MS. PSAKI: You know, we’ve raised — our U.N. Ambassador, Linda Thomas-Greenfield, raised some concerns about this when she spoke at the United Nations, where she talked about her concern about — our concern about 5,000 troops in Belarus, the potential for 30- — up to 30,000 more. Clearly, this is an escalatory, not a de-escalatory action.
And certainly, we look at — look at, you know, these developments as we make assessments about how to support and work with our other NATO partners in the region.
Q With regard to the civilian casualties in Syria, are — is the administration saying that they were caused entirely by the bomb detonating or by crossfire from the one lieutenant engaging with U.S. forces? Like, what — give us some clarity on that.
MS. PSAKI: Obviously, these events just happened overnight. And so, I’m going to let the Department of Defense do a final assessment, which I’m certain they will provide additional detail on once it’s finalized.
Q Jen, will there be any, like, evidence or, like, release to support the idea — I mean, I know the U.S. has put out its statement that, you know, they detonated the bomb themselves. But will the U.S. provide any evidence? Because there may be people that are skeptical of the events that took place and what happened to the civilians.

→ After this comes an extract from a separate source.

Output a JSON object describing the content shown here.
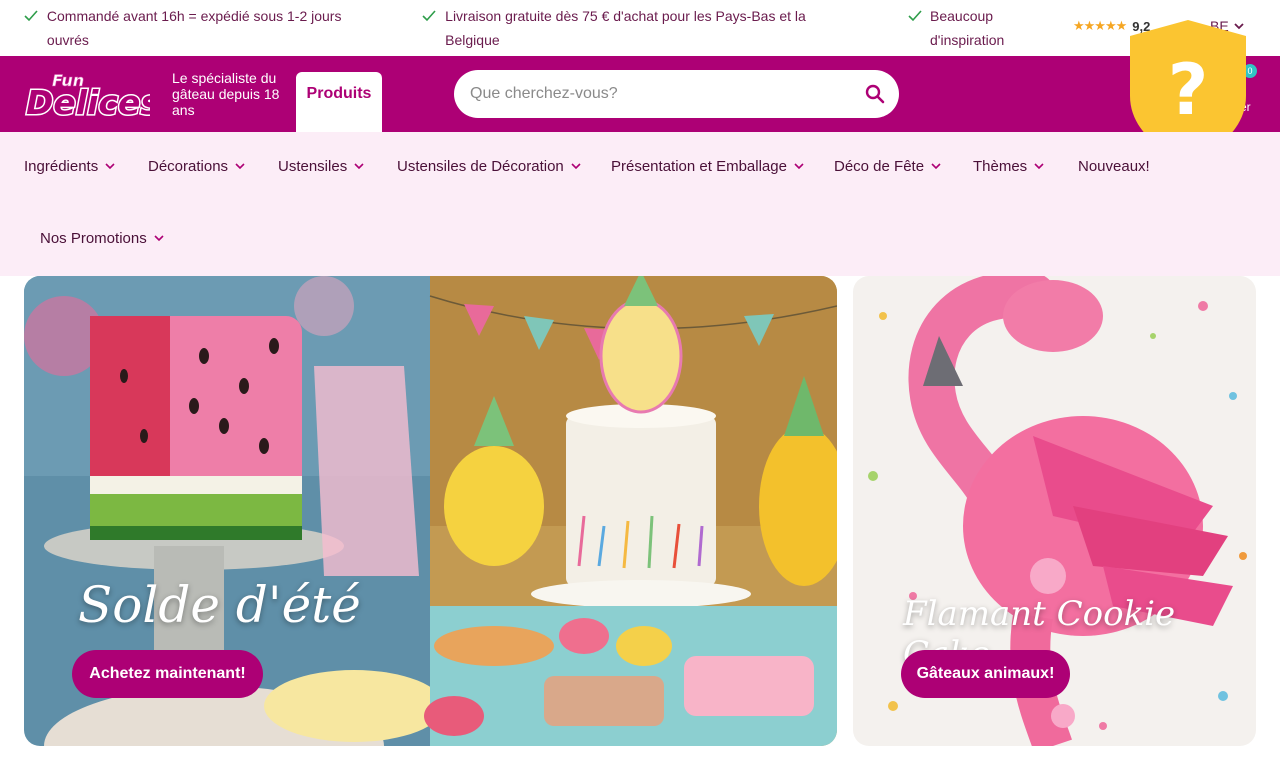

MS. PSAKI: Skeptical of the U.S. military’s assessment when they went and took out an ISIS terror- — the leader of ISIS?
MS. PSAKI: That they are not providing accurate information —
MS. PSAKI: — and ISIS is providing accurate information?
Q Well, not ISIS, but, I mean, the U.S. has not always been straightforward about what happens with civilians. And, I mean, that is a fact.
MS. PSAKI: Well, as you know, there’s an extensive process that the Department of Defense undergoes. The President made clear from the beginning, at every point in this process, that doing everything possible to avoid civilian casualties was his priority and his preference.
I just reconfirmed, and I think our national security colleague who did a briefing this morning also reiterated, that the individual who was the target detonated himself, killing his entire family.
Given these events just happened less than 24 hours ago, we’re going to give them time to make a final assessment. And they’ll provide every detail they can.
Q Civil rights advocates have asked the President to visit Rikers Island. I know that’s not on this trip. Can you speak to why this isn’t on the trip? And is there a plan for the President to visit Rikers Island anytime soon?
MS. PSAKI: I don’t have any trips to preview at this point in time. Obviously, this trip today, which is a full trip, including the President’s visit to thank law enforcement officials, to convey clearly to them that he has their back, that he is going to continue to support adequate funding and resources that they need to keep their community safe, and also to meet, of course, with leaders in the state who have shared concerns about rising crime.
But, you know, I expect he’ll be back to New York, you know, during his time as President, but I don’t have any preview of a trip to Rikers.
Q Thanks, Jen.
Q One thing, Jen. Do you have any updates on the German Chancellor visit — if you’re planning a press conference or anything to share on the details? Or —
MS. PSAKI: I believe we are, but let me see if I can get the final details for all of you.
Q We’re about to land, just so you know.
11:52 A.M. EST